St. Clare (1193/94-1253)
Lover of poverty. Clare was born in Assisi to an aristocratic family. At the age of eighteen, on hearing St. Francis of Assisi preach during Lent of that year, a desire was born in Clare to abandon everything to follow Christ her Lord. Come Palm Sunday, Clare fled in the middle of night to fulfill this desire. She came to St. Francis, who exchanged her fine and noble clothes for the poor garb that he and the friars wore, and cut her hair. Her father and uncles attempted to take Clare back, but she was resolved in her way of life. Initially she lived at the Benedictine convent, but in a couple of years enough people had followed her that they were given a place next to the church of San Damiano, with Clare being named Abbess by St. Francis. She governed the Poor Clares, as they came to be called, for forty years until her death. They lived a life of radical mortification and poverty. At their founding, they went barefoot, slept on the ground, perpetually abstained from meat, and maintained perpetual silence (except when obliged to speak), though some of these practices came to be mitigated. However, Clare was insistent that they live a life of radical poverty, that they would own nothing either as individuals or as a community. Some considered this reckless, but Clare entrusted herself and her community to Divine Providence.

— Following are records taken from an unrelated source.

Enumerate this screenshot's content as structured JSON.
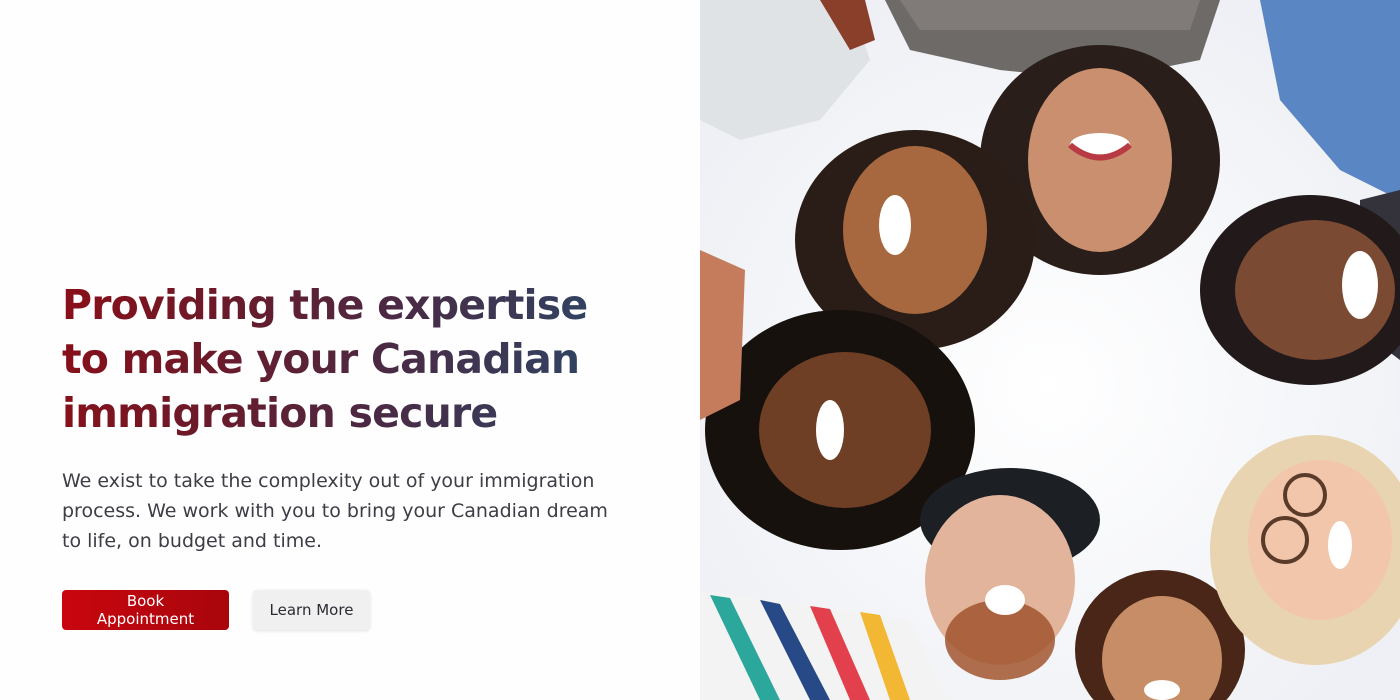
{
  "hero": {
    "title": "Providing the expertise to make your Canadian immigration secure",
    "description": "We exist to take the complexity out of your immigration process. We work with you to bring your Canadian dream to life, on budget and time.",
    "primary_button": "Book Appointment",
    "secondary_button": "Learn More"
  },
  "colors": {
    "primary": "#c9060f",
    "title_gradient_start": "#8a0f18",
    "title_gradient_end": "#2c4766",
    "secondary_button_bg": "#f0f0f1"
  }
}
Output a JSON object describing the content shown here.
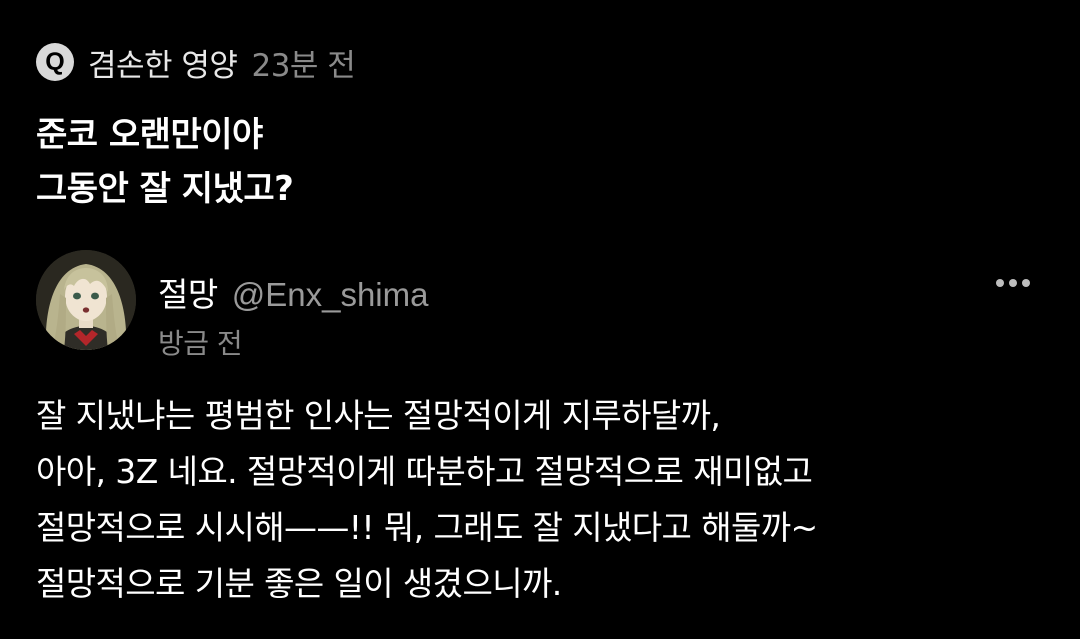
{
  "question": {
    "badge": "Q",
    "author": "겸손한 영양",
    "time": "23분 전",
    "lines": [
      "준코 오랜만이야",
      "그동안 잘 지냈고?"
    ]
  },
  "answer": {
    "name": "절망",
    "handle": "@Enx_shima",
    "time": "방금 전",
    "more_icon": "more-horizontal-icon",
    "lines": [
      "잘 지냈냐는 평범한 인사는 절망적이게 지루하달까,",
      "아아, 3Z 네요. 절망적이게 따분하고 절망적으로 재미없고",
      "절망적으로 시시해——!! 뭐, 그래도 잘 지냈다고 해둘까~",
      "절망적으로 기분 좋은 일이 생겼으니까."
    ]
  },
  "colors": {
    "background": "#000000",
    "primary_text": "#ffffff",
    "secondary_text": "#8a8a8a",
    "badge_bg": "#d9d9d9"
  }
}
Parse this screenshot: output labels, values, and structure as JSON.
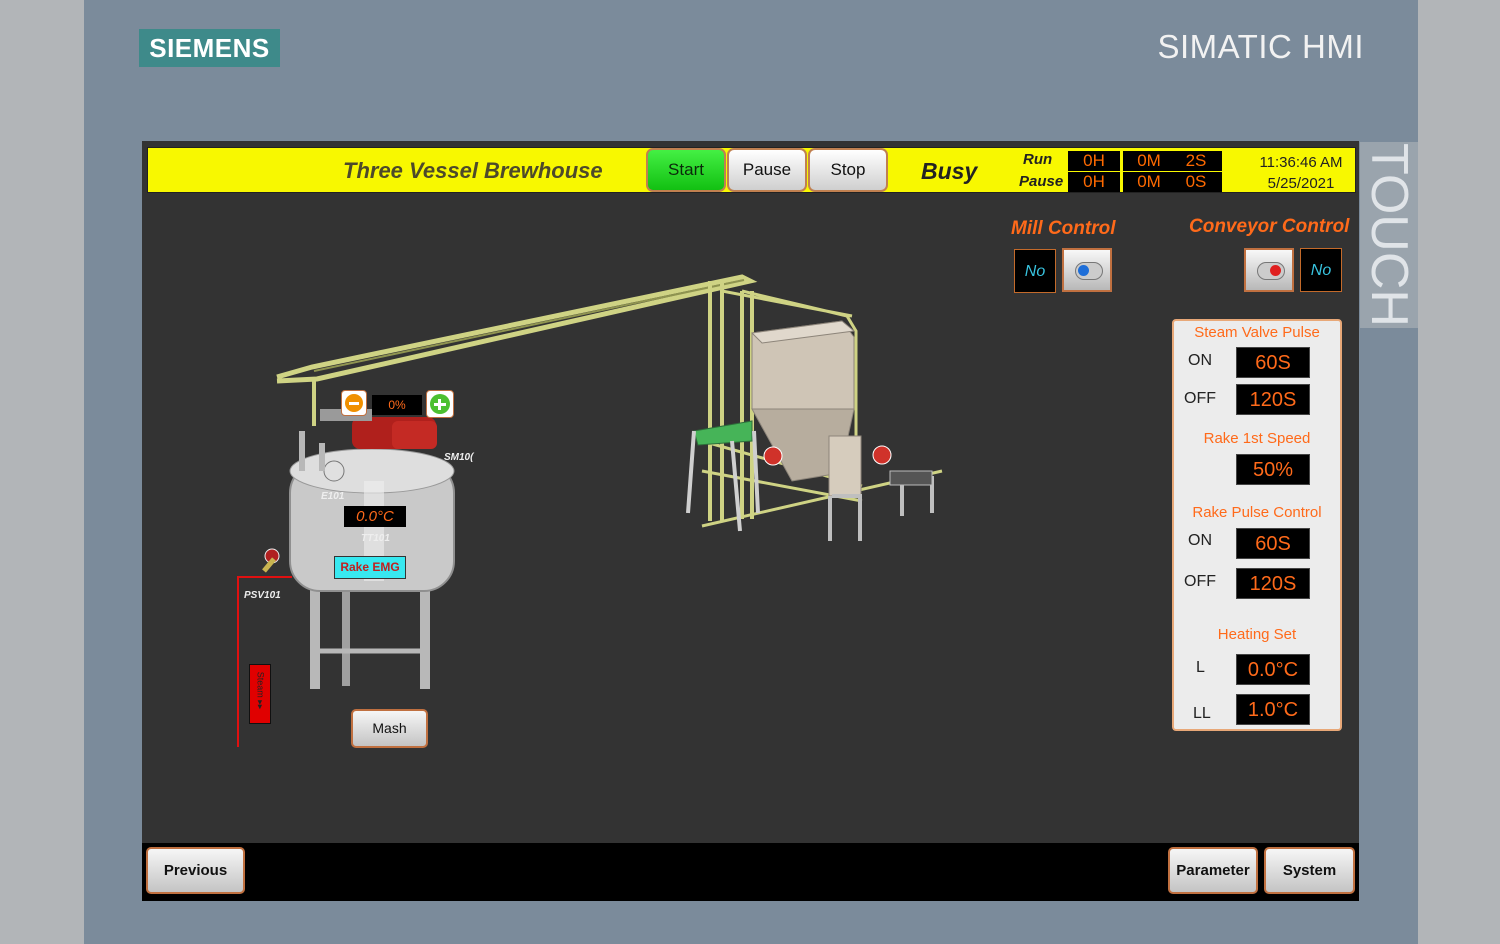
{
  "bezel": {
    "brand": "SIEMENS",
    "product": "SIMATIC HMI",
    "edge_label": "TOUCH"
  },
  "header": {
    "title": "Three Vessel Brewhouse",
    "start_label": "Start",
    "pause_label": "Pause",
    "stop_label": "Stop",
    "status": "Busy",
    "run_label": "Run",
    "pause_time_label": "Pause",
    "run_time": {
      "h": "0H",
      "m": "0M",
      "s": "2S"
    },
    "pause_time": {
      "h": "0H",
      "m": "0M",
      "s": "0S"
    },
    "time": "11:36:46 AM",
    "date": "5/25/2021"
  },
  "mill_control": {
    "title": "Mill Control",
    "state": "No"
  },
  "conveyor_control": {
    "title": "Conveyor Control",
    "state": "No"
  },
  "panel": {
    "steam_valve_pulse": {
      "title": "Steam Valve Pulse",
      "on_label": "ON",
      "on_value": "60S",
      "off_label": "OFF",
      "off_value": "120S"
    },
    "rake_first_speed": {
      "title": "Rake 1st Speed",
      "value": "50%"
    },
    "rake_pulse_control": {
      "title": "Rake Pulse  Control",
      "on_label": "ON",
      "on_value": "60S",
      "off_label": "OFF",
      "off_value": "120S"
    },
    "heating_set": {
      "title": "Heating Set",
      "l_label": "L",
      "l_value": "0.0°C",
      "ll_label": "LL",
      "ll_value": "1.0°C"
    }
  },
  "tank": {
    "speed_value": "0%",
    "motor_tag": "SM10(",
    "vessel_tag": "E101",
    "temperature": "0.0°C",
    "temp_tag": "TT101",
    "rake_emg": "Rake EMG",
    "valve_tag": "PSV101",
    "steam_label": "Steam ▸▸",
    "mash_button": "Mash"
  },
  "footer": {
    "previous": "Previous",
    "parameter": "Parameter",
    "system": "System"
  },
  "colors": {
    "accent": "#ff6a1a",
    "header": "#f8f800",
    "screen": "#333333",
    "start": "#22dd22"
  }
}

After a life of humble service and prayer, and an illness of twenty-seven year or so, Clare peacefully commended her soul to God at the age of about sixty.
O God, who in your mercy led Saint Clare to a love of poverty, grant, through her intercession, that, following Christ in poverty of spirit, we may merit to contemplate you one day in the heavenly Kingdom.